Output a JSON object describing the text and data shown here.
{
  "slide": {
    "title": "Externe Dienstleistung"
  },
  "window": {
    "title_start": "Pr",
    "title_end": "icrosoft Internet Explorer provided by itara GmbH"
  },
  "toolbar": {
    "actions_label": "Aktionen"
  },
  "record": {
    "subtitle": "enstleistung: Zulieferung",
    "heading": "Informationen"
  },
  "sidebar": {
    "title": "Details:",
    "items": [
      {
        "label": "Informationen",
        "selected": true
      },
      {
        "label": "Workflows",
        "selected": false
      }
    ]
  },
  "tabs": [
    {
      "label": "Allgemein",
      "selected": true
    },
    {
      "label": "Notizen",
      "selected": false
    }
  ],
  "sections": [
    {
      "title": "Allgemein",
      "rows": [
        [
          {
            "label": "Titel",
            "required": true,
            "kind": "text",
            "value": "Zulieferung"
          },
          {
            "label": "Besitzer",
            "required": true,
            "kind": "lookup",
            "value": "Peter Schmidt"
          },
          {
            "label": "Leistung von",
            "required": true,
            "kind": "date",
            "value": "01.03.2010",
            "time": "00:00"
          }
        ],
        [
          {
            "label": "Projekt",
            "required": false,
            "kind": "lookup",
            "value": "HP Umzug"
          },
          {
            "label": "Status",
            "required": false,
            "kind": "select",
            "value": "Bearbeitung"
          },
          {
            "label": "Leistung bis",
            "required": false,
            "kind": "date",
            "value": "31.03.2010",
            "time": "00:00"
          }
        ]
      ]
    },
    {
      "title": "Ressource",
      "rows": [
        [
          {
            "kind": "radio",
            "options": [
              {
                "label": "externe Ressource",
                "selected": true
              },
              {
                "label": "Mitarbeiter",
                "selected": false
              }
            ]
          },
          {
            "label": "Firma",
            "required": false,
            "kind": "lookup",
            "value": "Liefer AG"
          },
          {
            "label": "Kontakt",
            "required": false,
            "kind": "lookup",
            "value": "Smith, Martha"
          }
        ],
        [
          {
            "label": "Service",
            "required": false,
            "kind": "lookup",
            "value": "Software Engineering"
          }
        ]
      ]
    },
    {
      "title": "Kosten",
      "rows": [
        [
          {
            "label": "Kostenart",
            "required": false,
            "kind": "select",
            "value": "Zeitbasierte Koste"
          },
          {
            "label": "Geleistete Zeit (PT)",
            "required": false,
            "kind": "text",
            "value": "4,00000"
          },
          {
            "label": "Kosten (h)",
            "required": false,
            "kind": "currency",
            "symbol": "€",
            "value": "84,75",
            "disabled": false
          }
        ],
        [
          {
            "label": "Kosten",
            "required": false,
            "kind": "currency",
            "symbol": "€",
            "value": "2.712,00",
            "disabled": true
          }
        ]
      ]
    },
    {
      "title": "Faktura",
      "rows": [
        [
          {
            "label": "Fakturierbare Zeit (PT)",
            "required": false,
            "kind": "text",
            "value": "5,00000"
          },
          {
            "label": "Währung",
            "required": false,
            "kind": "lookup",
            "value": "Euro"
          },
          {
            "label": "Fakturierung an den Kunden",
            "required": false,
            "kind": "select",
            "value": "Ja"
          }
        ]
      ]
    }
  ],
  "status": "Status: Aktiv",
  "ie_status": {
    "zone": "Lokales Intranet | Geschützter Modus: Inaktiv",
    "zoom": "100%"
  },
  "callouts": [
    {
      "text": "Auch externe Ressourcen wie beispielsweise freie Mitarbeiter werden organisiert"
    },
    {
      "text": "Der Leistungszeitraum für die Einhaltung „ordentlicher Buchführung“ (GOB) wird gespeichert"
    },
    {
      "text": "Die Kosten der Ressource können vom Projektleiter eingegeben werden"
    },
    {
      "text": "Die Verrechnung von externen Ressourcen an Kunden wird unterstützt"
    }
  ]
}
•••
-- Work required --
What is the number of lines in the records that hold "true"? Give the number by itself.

-- Finished exercise --
7